If you’re planning to set up or relocate your distribution center or logistic hub, finding the right location can be time consuming and challenging.

You’ll likely spend a lot of time on the site selection process. After all, you need a place that can easily handle the organization, transportation, coordination and distribution of goods.

Research will likely start online and progress into tours, conversations with city developers and budget talks.

To help you through the site selection process, here are nine strategies to consider

1. Location

Today’s customers want products fast. They aren’t willing to wait for them to arrive. That’s why the location of your distribution center or logistic hub is so important.

Keeping customers happy is a priority, but they don’t see what happens when a product is ordered. It’s your job to streamline the process, and make sure the product journey is quick.

During site selection, you should look for a spot that’s close to your customers, if possible. However, many businesses serve customers that are located all over the U.S. and the world, so focusing on transportation is more important.

For instance, you want a location that has easy freeway access. If you’re moving products by truck, the ability to hop on the highway quickly is a must.

Having an airport nearby is also handy, in case you have to ship something quickly.

2. Buy, Lease or Build

Part of the site selection process is guided by your decision to buy, lease or build a distribution center or logistics hub.

There are pros and cons to each scenario. If you buy, you’re making an investment but may inherit problems that come with an older building.

If you lease, you won’t be responsible for parts of the building’s maintenance, but your monthly payment isn’t an investment.

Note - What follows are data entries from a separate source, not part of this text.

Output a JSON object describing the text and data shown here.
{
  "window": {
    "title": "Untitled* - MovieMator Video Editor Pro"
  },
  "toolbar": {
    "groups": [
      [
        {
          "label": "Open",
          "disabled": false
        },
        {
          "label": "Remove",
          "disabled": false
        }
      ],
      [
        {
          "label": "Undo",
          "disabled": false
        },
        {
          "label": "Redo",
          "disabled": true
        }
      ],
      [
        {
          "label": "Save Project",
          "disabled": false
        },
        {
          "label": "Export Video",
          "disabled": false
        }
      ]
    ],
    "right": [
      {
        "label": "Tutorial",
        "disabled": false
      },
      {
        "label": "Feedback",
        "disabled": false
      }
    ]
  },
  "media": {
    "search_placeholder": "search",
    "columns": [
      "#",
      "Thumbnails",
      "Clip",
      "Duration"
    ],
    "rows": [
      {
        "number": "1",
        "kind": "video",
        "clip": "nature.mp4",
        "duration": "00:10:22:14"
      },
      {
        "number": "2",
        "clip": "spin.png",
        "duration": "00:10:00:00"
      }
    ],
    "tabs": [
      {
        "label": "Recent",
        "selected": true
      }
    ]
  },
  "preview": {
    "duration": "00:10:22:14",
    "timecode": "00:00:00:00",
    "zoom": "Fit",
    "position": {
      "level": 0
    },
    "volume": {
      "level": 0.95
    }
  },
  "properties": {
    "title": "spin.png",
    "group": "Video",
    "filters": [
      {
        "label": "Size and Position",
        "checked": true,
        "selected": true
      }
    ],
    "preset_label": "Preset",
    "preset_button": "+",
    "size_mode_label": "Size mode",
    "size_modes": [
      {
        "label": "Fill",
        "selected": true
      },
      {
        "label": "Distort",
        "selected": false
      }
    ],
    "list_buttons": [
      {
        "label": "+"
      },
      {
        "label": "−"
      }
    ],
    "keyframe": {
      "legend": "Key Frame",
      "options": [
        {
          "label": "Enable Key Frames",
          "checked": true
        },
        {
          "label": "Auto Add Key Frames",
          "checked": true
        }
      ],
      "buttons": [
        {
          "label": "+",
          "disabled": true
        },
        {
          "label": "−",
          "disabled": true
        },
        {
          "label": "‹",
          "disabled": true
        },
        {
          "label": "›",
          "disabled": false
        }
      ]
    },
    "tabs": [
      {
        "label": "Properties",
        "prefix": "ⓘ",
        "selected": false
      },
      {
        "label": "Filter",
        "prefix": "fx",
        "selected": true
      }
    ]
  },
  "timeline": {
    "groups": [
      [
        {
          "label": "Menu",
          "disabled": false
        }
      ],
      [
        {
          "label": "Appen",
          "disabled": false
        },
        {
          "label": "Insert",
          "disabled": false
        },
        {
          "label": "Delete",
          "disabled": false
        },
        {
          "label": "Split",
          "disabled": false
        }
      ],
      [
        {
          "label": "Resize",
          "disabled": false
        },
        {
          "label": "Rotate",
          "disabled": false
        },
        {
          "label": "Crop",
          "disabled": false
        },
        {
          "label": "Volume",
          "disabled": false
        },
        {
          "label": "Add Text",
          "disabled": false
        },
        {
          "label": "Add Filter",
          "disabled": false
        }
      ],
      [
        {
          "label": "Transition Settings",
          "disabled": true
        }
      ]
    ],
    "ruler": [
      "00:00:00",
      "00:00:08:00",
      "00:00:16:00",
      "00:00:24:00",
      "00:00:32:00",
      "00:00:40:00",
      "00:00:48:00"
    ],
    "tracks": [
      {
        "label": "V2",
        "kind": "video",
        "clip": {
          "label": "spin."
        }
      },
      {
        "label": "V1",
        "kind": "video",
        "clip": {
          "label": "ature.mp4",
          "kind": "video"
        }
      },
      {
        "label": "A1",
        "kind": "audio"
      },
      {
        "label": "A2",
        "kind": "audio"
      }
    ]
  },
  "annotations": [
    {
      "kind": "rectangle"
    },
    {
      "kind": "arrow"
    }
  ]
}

If you build, you need a location that has available and affordable land, and a city that has an economic development association that’s willing to help you through the process.

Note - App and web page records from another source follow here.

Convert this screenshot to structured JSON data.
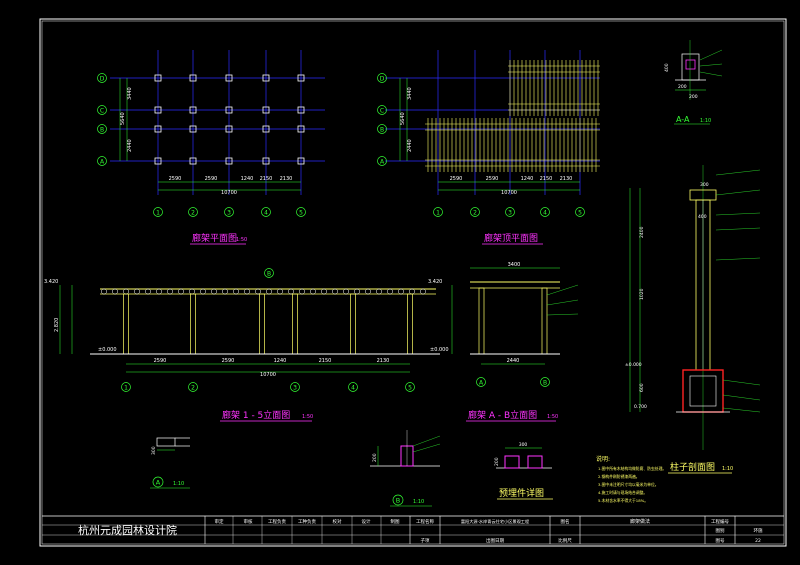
{
  "colors": {
    "background": "#000000",
    "border": "#ffffff",
    "grid": "#2c2cff",
    "dimension": "#ffffff",
    "structure": "#ffff66",
    "green": "#33ff33",
    "magenta": "#ff33ff",
    "red": "#ff2222",
    "cyan": "#33ffff"
  },
  "views": {
    "plan": {
      "title": "廊架平面图",
      "scale": "1:50"
    },
    "roof": {
      "title": "廊架顶平面图"
    },
    "elev15": {
      "title": "廊架 1 - 5立面图",
      "scale": "1:50"
    },
    "elevAB": {
      "title": "廊架 A - B立面图",
      "scale": "1:50"
    },
    "section_aa": {
      "title": "A-A",
      "scale": "1:10"
    },
    "column": {
      "title": "柱子剖面图",
      "scale": "1:10"
    },
    "detail_a": {
      "label": "A",
      "scale": "1:10"
    },
    "detail_b": {
      "label": "B",
      "scale": "1:10"
    },
    "embed": {
      "title": "预埋件详图"
    }
  },
  "dims": {
    "bays": [
      "2590",
      "2590",
      "1240",
      "2150",
      "2130"
    ],
    "overall": "10700",
    "col_span": "2440",
    "plan_row_dims": [
      "3440",
      "5640",
      "2440"
    ],
    "elev_heights": [
      "3.420",
      "±0.000",
      "2.820"
    ],
    "ab_dims": [
      "3400",
      "2440"
    ],
    "column_dims": [
      "400",
      "2400",
      "1020",
      "600",
      "300",
      "0.700"
    ],
    "section_dims": [
      "200",
      "400",
      "200"
    ],
    "embed_dims": [
      "300",
      "200",
      "100"
    ],
    "detail_a_dims": [
      "300",
      "100"
    ],
    "detail_b_dims": [
      "200",
      "100"
    ]
  },
  "axes": {
    "numbers": [
      "1",
      "2",
      "3",
      "4",
      "5"
    ],
    "letters": [
      "D",
      "C",
      "B",
      "A"
    ]
  },
  "notes": {
    "title": "说明:",
    "lines": [
      "1.图中所有木结构均做防腐、防虫处理。",
      "2.钢构件刷防锈漆两遍。",
      "3.图中未注明尺寸均以毫米为单位。",
      "4.施工时请与现场结合调整。",
      "5.木材含水率不得大于18%。"
    ]
  },
  "title_block": {
    "company": "杭州元成园林设计院",
    "roles": [
      "审定",
      "审核",
      "工程负责",
      "工种负责",
      "校对",
      "设计",
      "制图"
    ],
    "project_label": "工程名称",
    "project_name": "富阳大源·水岸青云住宅小区景观工程",
    "sub_label": "子项",
    "date_label": "出图日期",
    "drawing_label": "图名",
    "drawing_name": "廊架做法",
    "scale_label": "比例尺",
    "project_no_label": "工程编号",
    "stage_label": "图别",
    "stage_value": "环施",
    "sheet_label": "图号",
    "sheet_value": "22"
  }
}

3. Find the right size

How much space do you need? It’s one of the most important questions you’ll have to answer. Here are a few things to consider:

  • The size of the products
  • Product turnaround
  • Plans for growth
  • Employee space
  • Long-term and short-term storage space
  • Ability to stack products
  • Ability to set up and utilize technology
  • Number of loading doors

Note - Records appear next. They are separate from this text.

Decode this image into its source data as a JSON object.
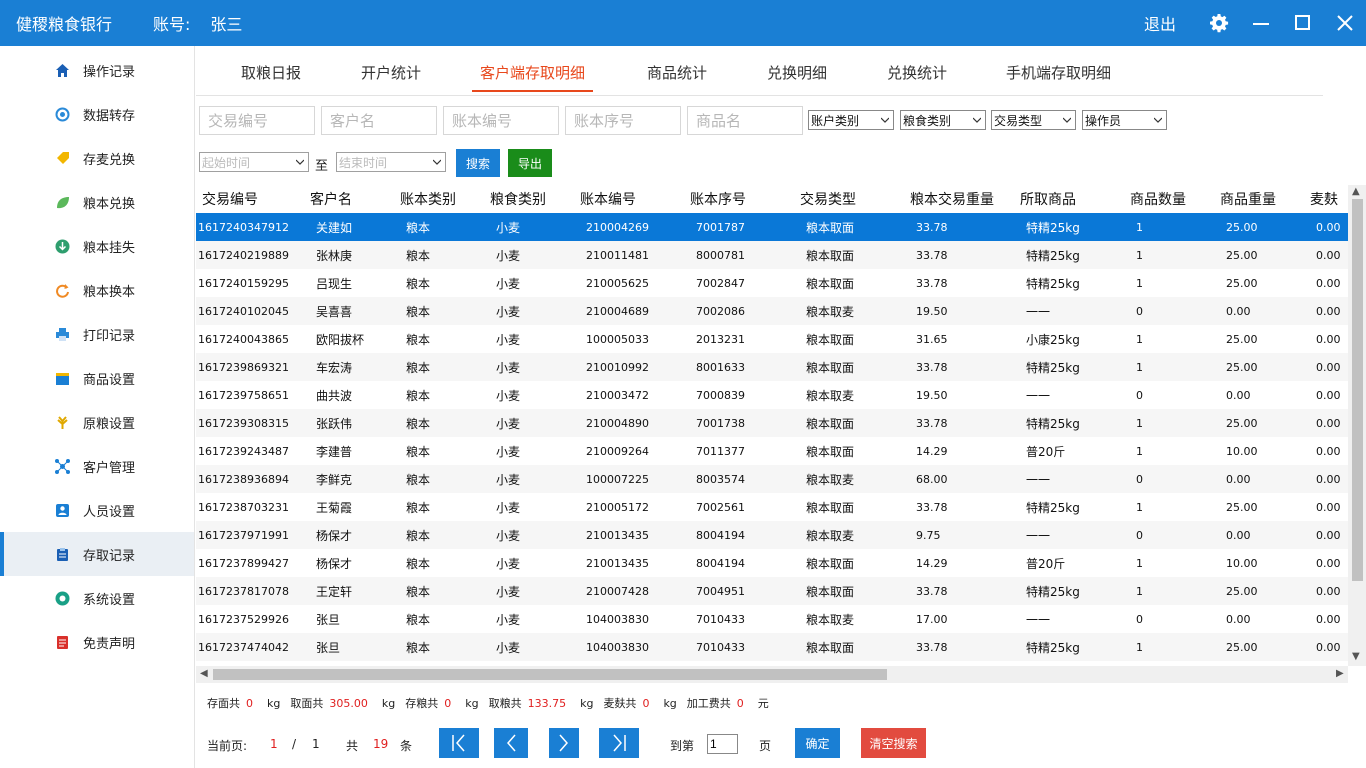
{
  "titlebar": {
    "app_name": "健稷粮食银行",
    "account_label": "账号:",
    "account_user": "张三",
    "logout": "退出"
  },
  "sidebar": {
    "items": [
      {
        "label": "操作记录",
        "icon": "home-icon",
        "color": "#1a5fb4"
      },
      {
        "label": "数据转存",
        "icon": "transfer-icon",
        "color": "#2a8ad8"
      },
      {
        "label": "存麦兑换",
        "icon": "tag-icon",
        "color": "#f2b600"
      },
      {
        "label": "粮本兑换",
        "icon": "leaf-icon",
        "color": "#5bb85b"
      },
      {
        "label": "粮本挂失",
        "icon": "download-icon",
        "color": "#2e9e6e"
      },
      {
        "label": "粮本换本",
        "icon": "refresh-icon",
        "color": "#f08a24"
      },
      {
        "label": "打印记录",
        "icon": "printer-icon",
        "color": "#2a8ad8"
      },
      {
        "label": "商品设置",
        "icon": "box-icon",
        "color": "#1a7fd4"
      },
      {
        "label": "原粮设置",
        "icon": "wheat-icon",
        "color": "#e0a800"
      },
      {
        "label": "客户管理",
        "icon": "network-icon",
        "color": "#1a7fd4"
      },
      {
        "label": "人员设置",
        "icon": "person-icon",
        "color": "#1a7fd4"
      },
      {
        "label": "存取记录",
        "icon": "clipboard-icon",
        "color": "#1a5fb4"
      },
      {
        "label": "系统设置",
        "icon": "settings-icon",
        "color": "#19a086"
      },
      {
        "label": "免责声明",
        "icon": "document-icon",
        "color": "#d9302b"
      }
    ],
    "active_index": 11
  },
  "tabs": [
    {
      "label": "取粮日报"
    },
    {
      "label": "开户统计"
    },
    {
      "label": "客户端存取明细",
      "active": true
    },
    {
      "label": "商品统计"
    },
    {
      "label": "兑换明细"
    },
    {
      "label": "兑换统计"
    },
    {
      "label": "手机端存取明细"
    }
  ],
  "filters": {
    "txn_no_placeholder": "交易编号",
    "customer_placeholder": "客户名",
    "book_no_placeholder": "账本编号",
    "book_seq_placeholder": "账本序号",
    "goods_placeholder": "商品名",
    "account_type": "账户类别",
    "grain_type": "粮食类别",
    "txn_type": "交易类型",
    "operator": "操作员",
    "start_time": "起始时间",
    "to_label": "至",
    "end_time": "结束时间",
    "search_btn": "搜索",
    "export_btn": "导出"
  },
  "table": {
    "columns": [
      "交易编号",
      "客户名",
      "账本类别",
      "粮食类别",
      "账本编号",
      "账本序号",
      "交易类型",
      "粮本交易重量",
      "所取商品",
      "商品数量",
      "商品重量",
      "麦麸"
    ],
    "selected_row": 0,
    "rows": [
      [
        "1617240347912",
        "关建如",
        "粮本",
        "小麦",
        "210004269",
        "7001787",
        "粮本取面",
        "33.78",
        "特精25kg",
        "1",
        "25.00",
        "0.00"
      ],
      [
        "1617240219889",
        "张林庚",
        "粮本",
        "小麦",
        "210011481",
        "8000781",
        "粮本取面",
        "33.78",
        "特精25kg",
        "1",
        "25.00",
        "0.00"
      ],
      [
        "1617240159295",
        "吕现生",
        "粮本",
        "小麦",
        "210005625",
        "7002847",
        "粮本取面",
        "33.78",
        "特精25kg",
        "1",
        "25.00",
        "0.00"
      ],
      [
        "1617240102045",
        "吴喜喜",
        "粮本",
        "小麦",
        "210004689",
        "7002086",
        "粮本取麦",
        "19.50",
        "一一",
        "0",
        "0.00",
        "0.00"
      ],
      [
        "1617240043865",
        "欧阳拔杯",
        "粮本",
        "小麦",
        "100005033",
        "2013231",
        "粮本取面",
        "31.65",
        "小康25kg",
        "1",
        "25.00",
        "0.00"
      ],
      [
        "1617239869321",
        "车宏涛",
        "粮本",
        "小麦",
        "210010992",
        "8001633",
        "粮本取面",
        "33.78",
        "特精25kg",
        "1",
        "25.00",
        "0.00"
      ],
      [
        "1617239758651",
        "曲共波",
        "粮本",
        "小麦",
        "210003472",
        "7000839",
        "粮本取麦",
        "19.50",
        "一一",
        "0",
        "0.00",
        "0.00"
      ],
      [
        "1617239308315",
        "张跃伟",
        "粮本",
        "小麦",
        "210004890",
        "7001738",
        "粮本取面",
        "33.78",
        "特精25kg",
        "1",
        "25.00",
        "0.00"
      ],
      [
        "1617239243487",
        "李建普",
        "粮本",
        "小麦",
        "210009264",
        "7011377",
        "粮本取面",
        "14.29",
        "普20斤",
        "1",
        "10.00",
        "0.00"
      ],
      [
        "1617238936894",
        "李鲜克",
        "粮本",
        "小麦",
        "100007225",
        "8003574",
        "粮本取麦",
        "68.00",
        "一一",
        "0",
        "0.00",
        "0.00"
      ],
      [
        "1617238703231",
        "王菊霞",
        "粮本",
        "小麦",
        "210005172",
        "7002561",
        "粮本取面",
        "33.78",
        "特精25kg",
        "1",
        "25.00",
        "0.00"
      ],
      [
        "1617237971991",
        "杨保才",
        "粮本",
        "小麦",
        "210013435",
        "8004194",
        "粮本取麦",
        "9.75",
        "一一",
        "0",
        "0.00",
        "0.00"
      ],
      [
        "1617237899427",
        "杨保才",
        "粮本",
        "小麦",
        "210013435",
        "8004194",
        "粮本取面",
        "14.29",
        "普20斤",
        "1",
        "10.00",
        "0.00"
      ],
      [
        "1617237817078",
        "王定轩",
        "粮本",
        "小麦",
        "210007428",
        "7004951",
        "粮本取面",
        "33.78",
        "特精25kg",
        "1",
        "25.00",
        "0.00"
      ],
      [
        "1617237529926",
        "张旦",
        "粮本",
        "小麦",
        "104003830",
        "7010433",
        "粮本取麦",
        "17.00",
        "一一",
        "0",
        "0.00",
        "0.00"
      ],
      [
        "1617237474042",
        "张旦",
        "粮本",
        "小麦",
        "104003830",
        "7010433",
        "粮本取面",
        "33.78",
        "特精25kg",
        "1",
        "25.00",
        "0.00"
      ]
    ]
  },
  "summary": [
    {
      "label": "存面共",
      "value": "0",
      "unit": "kg"
    },
    {
      "label": "取面共",
      "value": "305.00",
      "unit": "kg"
    },
    {
      "label": "存粮共",
      "value": "0",
      "unit": "kg"
    },
    {
      "label": "取粮共",
      "value": "133.75",
      "unit": "kg"
    },
    {
      "label": "麦麸共",
      "value": "0",
      "unit": "kg"
    },
    {
      "label": "加工费共",
      "value": "0",
      "unit": "元"
    }
  ],
  "pager": {
    "current_label": "当前页:",
    "current": "1",
    "sep": "/",
    "total_pages": "1",
    "total_label": "共",
    "total_count": "19",
    "count_unit": "条",
    "goto_label": "到第",
    "goto_value": "1",
    "page_unit": "页",
    "confirm_btn": "确定",
    "clear_btn": "清空搜索"
  },
  "colors": {
    "brand": "#1a7fd4",
    "active_tab": "#e8481c",
    "selected_row": "#0a78d7",
    "export": "#1a8c1a",
    "clear": "#e24b3f",
    "value_red": "#e02020"
  }
}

You want a space that’s big enough to handle your day-to-day operations, but also provides room to grow or move things around.

If you’re looking at an existing building, it’s important to know the dimensions and tour the facility.

4. Cost

Cost is one of the most important site selection factors. Be aware, it will take time to compare costs and make a decision.

Have a budget prepared before you start looking. Knowing how much you can spend will help you narrow your search at the start. Since the site selection process takes so much time, looking at property that’s out of your budget isn’t productive.

Consider speaking with other owners that have gone through a similar process. Try to learn from their experience.

Bring in your accountant. Talk about your investment plans and make sure the numbers work.

In addition, you should talk with someone from the city to understand fees, expenses and taxes that come with the property.

5. Quality of workforce in the area

Location is important, but so is the local workforce.

Technology makes things easier, but you’ll still need qualified people to keep products moving seamlessly. You’ll need people to do things like sort, organize, pack, label and ship products.

Look at the city’s demographics. You’ll likely hire local folks, so you want a solid population to draw from.

Take some time to discuss how your business can connect with job seekers. Some cities have recruitment centers that can help you advertise jobs and find the right candidates.

6. Think of the employees

Your employees factor into your site selection as well. To keep employees happy, they need room to work, eat lunch and take breaks. Make sure the facilities are well maintained. Check out the parking situation. Are there enough spots for your employees?

As you tour the building, ask yourself if it’s someplace that you’d like to work. Retaining employees will save money in the long run. Keep employees in mind as you narrow your search.

7. Look for incentives

During site selection, look for a city that offers you incentives to move in. Cities that want to attract great businesses offer perks to make their city standout. Here are a few incentives that you should look for:

  • Utilities

For instance, some industrial parks offer discounts on utilities. For large buildings like distribution centers or logistic hubs, utilities can add up fast. Getting a break on these monthly bills keeps money in your pocket.

  • City fees

Some cities offer a break on the many fees that come with developing a property. From planning to fire prevention fees, setting up shop comes with more expenses than most people are aware of.

Look for a city that’s willing to give you a discount on some of these fees as a reward for choosing their city.

  • Assistance finding federal and state incentives

There are hundreds of programs, tax breaks and incentives that your distribution center could qualify for.

However, finding these programs isn’t easy. Cities that are serious about attracting great businesses have resources that can help.

8. Consider the weather

Mother Nature should play a part in your site selection too. Areas that get bad weather could impact your business. Areas that get snow, for example, often deal with road closures and traffic delays in the winter.

If you’re not familiar with the weather in an area, take some time to research it online. Consider how snow, rain or extreme heat could impact the products.

9. Be prepared to compromise

After touring dozens of sites, it’s time to make a decision. Take some time to compare sites, and remember you may have to compromise. Make a list of priorities so you know where you’re willing to bend.

Consider the support system in the city too. A city that works to attract your business will likely offer assistance. The relationships that you build can help your business thrive.